LGBTQ activists of African descent have pondered what would be the catalyst to rally those African American Christian ministers to support same-sex marriage and engage the Black community in a nationwide discussion.
Last week, the answer arrived in President Barack Obama’s support of marriage equality.
“We are both practicing Christians, and obviously this position may be considered to put us at odds with the views of others, but, you know, when we think about our faith, the thing at root that we think about is, not only Christ sacrificing himself on our behalf, but it’s also the Golden Rule, you know: Treat others the way you would want to be treated… I figure the most consistent I can be in being true to those precepts…” Obama told Good Morning America’s news anchor Robin Roberts in an exclusive interview.
Just as Obama could no longer shrewdly fence-sit on the issue while winking a stealth nod to LGBTQ voters, Black ministers who quietly professed to be an ally to the lesbian, gay, bisexual, transgender and queer (LGBTQ) community could no longer stay closeted from their congregations.

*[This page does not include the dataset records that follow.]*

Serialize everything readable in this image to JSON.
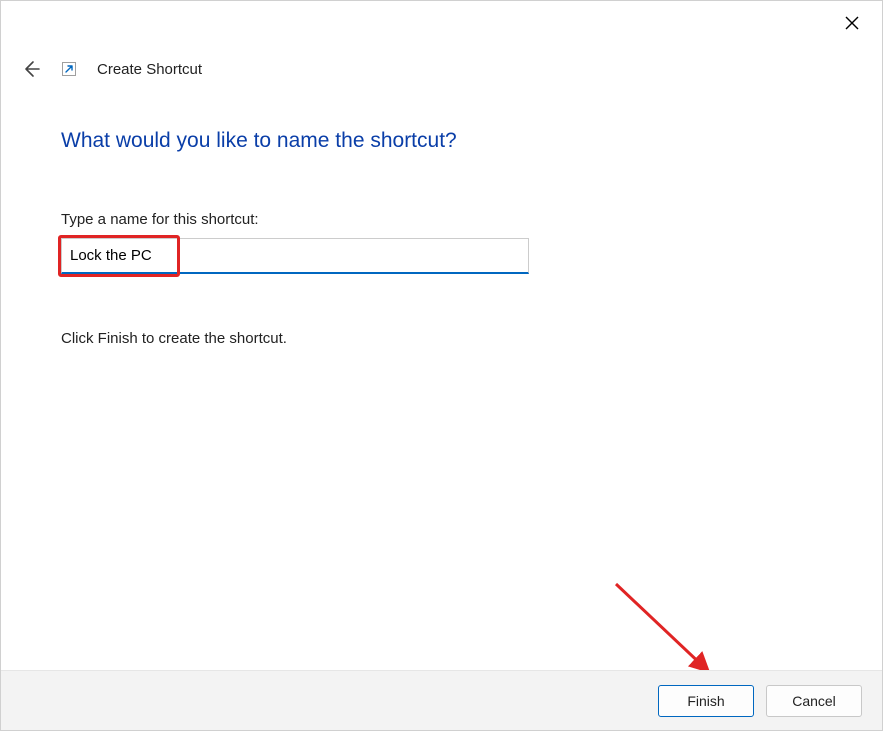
{
  "window": {
    "wizard_title": "Create Shortcut"
  },
  "content": {
    "question": "What would you like to name the shortcut?",
    "input_label": "Type a name for this shortcut:",
    "input_value": "Lock the PC",
    "instruction": "Click Finish to create the shortcut."
  },
  "footer": {
    "finish_label": "Finish",
    "cancel_label": "Cancel"
  },
  "annotation": {
    "highlight_color": "#e02424",
    "arrow_color": "#e02424"
  }
}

For these African American ministers, the liability of Obama losing his 2012 re-election bid is far greater than being publicly outed for not being in lockstep with their homophobic brethren.

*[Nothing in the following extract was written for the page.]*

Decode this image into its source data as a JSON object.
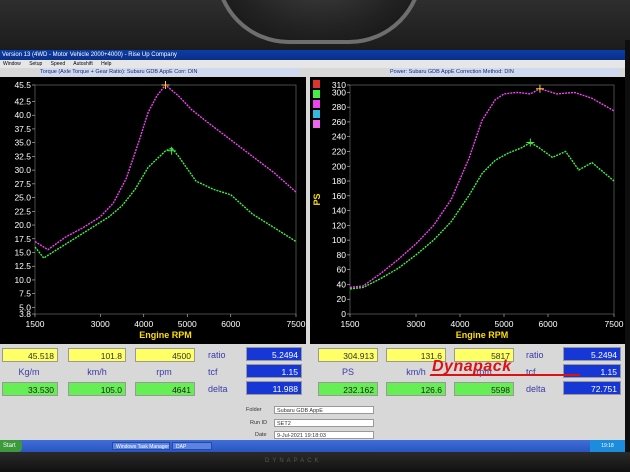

“The institution of marriage is not under attack because of the president’s words,” Rev. Dr. Otis Moss III of Trinity United Church of Christ in Chicago told his church on Sunday. Moss is the successor of President Obama’s former and infamous pastor, Rev. Dr. Jeremiah Wright.
But for many African American ministers in opposition to Obama’s stance on marriage equality the institution of marriage, at least within the Black family, is under assault, and LGBTQ people further exacerbate the problem.
These ministers, some who are allies for LGBTQ civil rights but draw the line on same-sex marriage, espousing their opposition to same-sex marriage as a prophylactic measure to combat the epidemic level of fatherlessness in Black families. In scapegoating the LGBTQ community, these clerics are ignoring the social ills behind Black fatherlessness such as the systematic disenfranchisement of both African American men and women, high unemployment, high incarceration, and poor education, to name a few.
In his homily Moss also stated, “Gay people have never been the enemy, and when we use rhetoric to suggest they are the source of all our problems, we lie on God and cause tears to fall from the eyes of Christ… We must stay in dialogue and not allow our personal emotional prejudices or doctrines to prevent us from clearly seeing the possibility of the beloved community…”
Immediately following President Barack Obama’s public support for marriage equality, a coalition of African American civil rights leaders signed their names to an open letter affirming their solidarity with Obama on marriage equality. Signees include Dr. Joseph Lowrey, of the Southern Christian Leadership Conference; Melanie Campbell, of the National Coalition for Black Civic Engagement; Julian Bond, of the NAACP; and Rev. Al Sharpton.
Since Obama has come out with his support, many in the Black community are working tirelessly to counter the barrage of attacks the he has received from opposing Black clerics.
For example, Dr. Pamela R. Lightsey, Associate Dean of Community Life and Lifelong Learning at Boston University School of Theology, has a petition going around the country asking African American clergy and scholars for their support on behalf of the president’s stance to counter the stereotype that “Black folks are against homosexuality and gay marriage.”
Another petition going around the country aimed at reaching and informing African American voters, particularly Black Christian voters, about wedge strategies to divide the community this 2012 election year is NoWedge2012.com
In stressing that the Black religious community is not theologically monolithic, the petition states “There is a greater diversity in Black America on the cultural and theological understanding of sexual orientation than the media or popular culture give credence (recent polls show that African Americans are equally divided on marriage equality). We acknowledge that it was President Obama’s faith that guided his shift in embracing marriage equality. Our community has the ability to hold different positions and not demonize what is perceived to be the ‘other.’ In light of this complexity, Black America should hear from candidates with policy positions that are holistically beneficial for our community as a family.”
Right-wing organizations like National Organization for Marriage (NOM), which support presidential hopeful Mitt Romney, are actively courting Black churches for their strategic 2012 election game plan to drive a wedge between LGBTQ and African American voters. And the Black community mustn’t fall prey to this.
And the thought that the first African American president could lose his re-election bid because of homophobic views on marriage equality led by Black pastors — that would be tragic. The actions of those Black pastors would be remembered throughout history.
Obama is president of the United States and not pastor of the United States. He’s president of all the people, not some of the people.
And as African Americans who have battled for centuries against racial discrimination, we have always relied on our president and his administration to fight for and uphold our civil rights, because too many pastors across the country and throughout the centuries wouldn’t.
Rev. Irene Monroe is a Huffington Post blogger and freelance journalist. A native of Brooklyn, Rev. Monroe is a graduate from Wellesley College and Union Theological Seminary at Columbia University, and served as a pastor at an African American church before coming to Harvard Divinity School for her doctorate as a Ford Fellow.